What's the problem with WASH innovation?

A child washes himself in Kallyanpur, a slum in Bangladesh's capital, Dhaka. Photo by: Kibae Park / United Nations / CC BY-NC-ND

BANGKOK — For years, Susan Davis heard the same reports of failed or broken water systems presented at water and sanitation conferences all over the world. Innovations presented at most gatherings, meanwhile, usually focused on gadgets or “things” — often versions of the latrines, filters or dispensers that were failing elsewhere.

Davis, a WASH expert who has previously worked for Water.org, Water for People, and CARE, founded research and consulting firm Improve International in 2011 to help end the unacceptably high failure rates of water and sanitation interventions in developing countries.

This article is for Devex Members

For full access to the content of the article sign in or join Devex.

About the author

  • Rogers kelli cropped

    Kelli Rogers

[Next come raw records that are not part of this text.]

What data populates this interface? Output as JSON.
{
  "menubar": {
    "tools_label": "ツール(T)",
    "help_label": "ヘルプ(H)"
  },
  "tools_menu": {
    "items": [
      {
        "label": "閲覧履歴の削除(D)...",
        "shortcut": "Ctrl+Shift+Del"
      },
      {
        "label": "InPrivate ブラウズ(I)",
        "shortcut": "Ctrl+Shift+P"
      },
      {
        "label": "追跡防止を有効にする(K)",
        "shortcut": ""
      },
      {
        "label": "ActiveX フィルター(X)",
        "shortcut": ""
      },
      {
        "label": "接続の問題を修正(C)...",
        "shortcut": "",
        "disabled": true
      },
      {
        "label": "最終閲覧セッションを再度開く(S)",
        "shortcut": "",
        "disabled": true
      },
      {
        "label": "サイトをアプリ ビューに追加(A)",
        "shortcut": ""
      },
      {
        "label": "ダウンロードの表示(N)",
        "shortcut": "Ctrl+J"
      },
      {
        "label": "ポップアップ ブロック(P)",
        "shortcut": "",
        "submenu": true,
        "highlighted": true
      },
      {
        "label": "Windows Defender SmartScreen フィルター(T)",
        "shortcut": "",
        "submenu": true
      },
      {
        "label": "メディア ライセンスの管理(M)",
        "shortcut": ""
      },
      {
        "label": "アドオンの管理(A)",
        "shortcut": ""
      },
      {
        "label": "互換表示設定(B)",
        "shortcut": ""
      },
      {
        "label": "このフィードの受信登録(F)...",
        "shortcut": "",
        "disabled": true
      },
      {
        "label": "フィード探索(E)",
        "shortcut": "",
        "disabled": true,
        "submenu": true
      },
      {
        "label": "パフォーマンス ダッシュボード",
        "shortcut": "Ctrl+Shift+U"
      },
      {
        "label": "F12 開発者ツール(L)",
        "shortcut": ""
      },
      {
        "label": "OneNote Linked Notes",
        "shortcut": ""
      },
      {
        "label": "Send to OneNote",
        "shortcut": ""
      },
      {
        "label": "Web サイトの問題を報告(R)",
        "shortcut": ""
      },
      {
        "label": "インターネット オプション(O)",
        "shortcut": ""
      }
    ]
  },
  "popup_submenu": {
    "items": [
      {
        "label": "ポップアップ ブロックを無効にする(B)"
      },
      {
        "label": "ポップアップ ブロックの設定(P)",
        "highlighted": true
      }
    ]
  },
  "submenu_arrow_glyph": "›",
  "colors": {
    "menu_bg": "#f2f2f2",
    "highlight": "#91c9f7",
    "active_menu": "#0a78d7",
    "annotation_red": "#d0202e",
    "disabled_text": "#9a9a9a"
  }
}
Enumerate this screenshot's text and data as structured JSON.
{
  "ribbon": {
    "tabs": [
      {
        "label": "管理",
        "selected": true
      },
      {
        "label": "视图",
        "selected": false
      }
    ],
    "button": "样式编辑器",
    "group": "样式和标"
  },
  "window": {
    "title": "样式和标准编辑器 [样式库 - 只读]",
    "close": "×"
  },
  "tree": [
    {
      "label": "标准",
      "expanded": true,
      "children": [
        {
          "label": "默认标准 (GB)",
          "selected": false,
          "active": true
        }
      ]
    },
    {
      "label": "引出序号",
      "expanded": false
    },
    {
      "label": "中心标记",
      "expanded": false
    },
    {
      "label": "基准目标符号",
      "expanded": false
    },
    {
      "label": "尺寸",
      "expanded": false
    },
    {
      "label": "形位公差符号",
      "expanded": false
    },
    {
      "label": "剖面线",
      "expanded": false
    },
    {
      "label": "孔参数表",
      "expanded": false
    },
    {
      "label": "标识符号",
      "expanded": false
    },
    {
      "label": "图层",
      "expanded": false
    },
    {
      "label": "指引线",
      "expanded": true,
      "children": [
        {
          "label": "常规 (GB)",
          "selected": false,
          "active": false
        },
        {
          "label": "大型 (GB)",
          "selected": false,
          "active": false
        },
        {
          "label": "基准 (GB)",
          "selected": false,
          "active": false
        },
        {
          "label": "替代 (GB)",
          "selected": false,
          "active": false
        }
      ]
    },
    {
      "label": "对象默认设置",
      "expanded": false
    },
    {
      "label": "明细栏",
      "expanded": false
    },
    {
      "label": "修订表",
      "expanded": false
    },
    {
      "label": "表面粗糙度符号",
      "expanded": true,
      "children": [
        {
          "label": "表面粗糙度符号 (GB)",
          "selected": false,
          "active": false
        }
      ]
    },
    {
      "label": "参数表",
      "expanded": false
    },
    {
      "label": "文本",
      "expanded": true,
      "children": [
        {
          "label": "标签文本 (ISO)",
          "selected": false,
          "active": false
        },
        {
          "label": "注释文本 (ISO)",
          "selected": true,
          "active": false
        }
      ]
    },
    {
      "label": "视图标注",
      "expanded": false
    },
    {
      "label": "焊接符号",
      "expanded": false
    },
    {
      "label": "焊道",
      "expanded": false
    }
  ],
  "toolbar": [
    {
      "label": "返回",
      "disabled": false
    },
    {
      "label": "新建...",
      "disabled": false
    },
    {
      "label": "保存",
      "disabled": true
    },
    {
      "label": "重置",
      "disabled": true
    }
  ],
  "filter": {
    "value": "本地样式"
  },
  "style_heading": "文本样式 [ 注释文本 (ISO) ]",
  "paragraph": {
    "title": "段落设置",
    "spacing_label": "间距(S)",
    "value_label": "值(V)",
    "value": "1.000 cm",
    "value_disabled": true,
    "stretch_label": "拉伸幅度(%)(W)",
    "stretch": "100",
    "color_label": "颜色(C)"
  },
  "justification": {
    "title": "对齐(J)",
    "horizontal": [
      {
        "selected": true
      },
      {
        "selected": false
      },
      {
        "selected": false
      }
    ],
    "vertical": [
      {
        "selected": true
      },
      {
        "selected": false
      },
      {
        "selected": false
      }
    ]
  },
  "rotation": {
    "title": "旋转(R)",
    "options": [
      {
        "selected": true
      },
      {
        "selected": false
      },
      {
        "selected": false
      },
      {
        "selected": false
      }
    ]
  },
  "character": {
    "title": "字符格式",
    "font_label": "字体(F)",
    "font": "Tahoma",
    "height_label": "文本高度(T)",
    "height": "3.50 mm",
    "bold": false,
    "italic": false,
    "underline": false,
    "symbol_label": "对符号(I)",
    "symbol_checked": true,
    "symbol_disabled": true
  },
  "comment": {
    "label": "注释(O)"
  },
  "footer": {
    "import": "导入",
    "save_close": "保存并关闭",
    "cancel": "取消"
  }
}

    Kelli Rogers is a global development reporter for Devex. Based in Bangkok, she covers disaster and crisis response, innovation, women’s rights, and development trends throughout Asia. Prior to her current post, she covered leadership, careers, and the USAID implementer community from Washington, D.C. Previously, she reported on social and environmental issues from Nairobi, Kenya. Kelli holds a bachelor’s degree in journalism from the University of Missouri, and has since reported from more than 20 countries.